To develop the skills for a people centred green transition the Commission will propose to establish Net-Zero Industry Academies to roll out up-skilling and re-skilling programmes in strategic industries. It will also consider how to combine a ‘Skills-first’ approach, recognising actual skills, with existing approaches based on qualifications, and how to facilitate access of third country nationals to EU labour markets in priority sectors, as well as measures to foster and align public and private funding for skills development.
Open trade for resilient supply chains

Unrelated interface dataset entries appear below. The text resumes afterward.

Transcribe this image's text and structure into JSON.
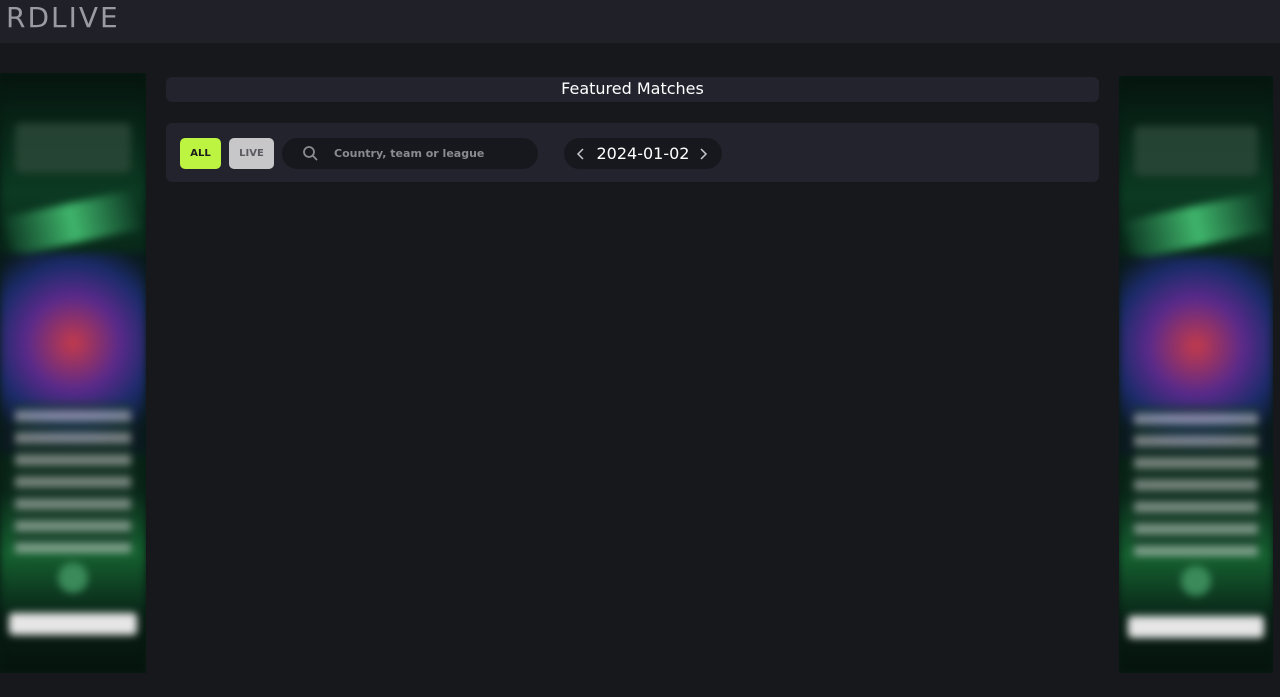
{
  "header": {
    "logo_text": "RDLIVE"
  },
  "main": {
    "section_title": "Featured Matches",
    "filters": {
      "all_label": "ALL",
      "live_label": "LIVE",
      "active": "ALL"
    },
    "search": {
      "placeholder": "Country, team or league",
      "value": ""
    },
    "date_picker": {
      "date": "2024-01-02"
    }
  },
  "colors": {
    "accent": "#bdf441",
    "background": "#17181c",
    "panel": "#22232c",
    "topbar": "#202028"
  },
  "icons": [
    "search-icon",
    "chevron-left-icon",
    "chevron-right-icon"
  ]
}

The fourth pillar will be about global cooperation and making trade work for the green transition, under the principles of fair competition and open trade, building on the engagements with the EU’s partners and the work of the World Trade Organization. To that end, the Commission will continue to develop the EU’s network of Free Trade Agreements and other forms of cooperation with partners to support the green transition. It will also explore the creation of a Critical Raw Materials Club, to bring together raw material ‘consumers’ and resource-rich countries to ensure global security of supply through a competitive and diversified industrial base, and of Clean Tech/Net-Zero Industrial Partnerships.
The Commission will also protect the Single Market from unfair trade in the clean tech sector and will use its instruments to ensure that foreign subsidies do not distort competition in the Single Market, also in the clean-tech sector.
It was reported in one Politico letter: “Rome and Berlin are at loggerheads over the Commission’s Green Deal Industrial Plan, which will loosen state aid rules to make European firms more competitive in the wake of the U.S.’s Inflation Reduction Act. While Germany largely backs the Berlaymont’s plan, Italy fears the overhaul of state aid rules will favor countries with the deepest pockets and fragment the EU single market. In a “non-paper” seen by POLITICO, Rome called on the Commission to support EU businesses by “re-prioritizing’’ funds under the national Recovery and Resilience plans and cohesion policies.”
In a separate newsletter, Politico wrote: “The Commission plan is facing major criticism because it’s largely drawing from existing, not new, funding (more on that below) — and it risks pitting smaller countries in the bloc against the likes of Germany and France over fears the bulk of the subsidies will benefit the biggest EU powers.”
3 thoughts on “European Commission announces the Green Deal Industrial Plan: putting Europe’s net-zero industry in the lead”
It does seem that this excellent initiative is already falling foul of opposition from several key Governments, plus some antipathy in the European Parliament.
It’s still early days but, yes,you are right. Obviously, some countries will never be satisfied. And a couple of the big ones don’t want anyone — including the Commission –= to “interfere” with their prize industrial base. But this is probably a case where an EU-wide approach is best. We’ll see
See the latest reaction — https://www.euractiv.com/section/energy-environment/news/france-eager-to-discuss-funding-of-eus-new-green-industry-plan/?utm_source=piano&utm_medium=email&utm_campaign=9722&pnespid=pqhiGi9eNb1CwvncumS1HMyDuEy_UYMmdeixwbR6tAdm2Tcs.XWbNPAuulWDrgYWq8k0DEl37A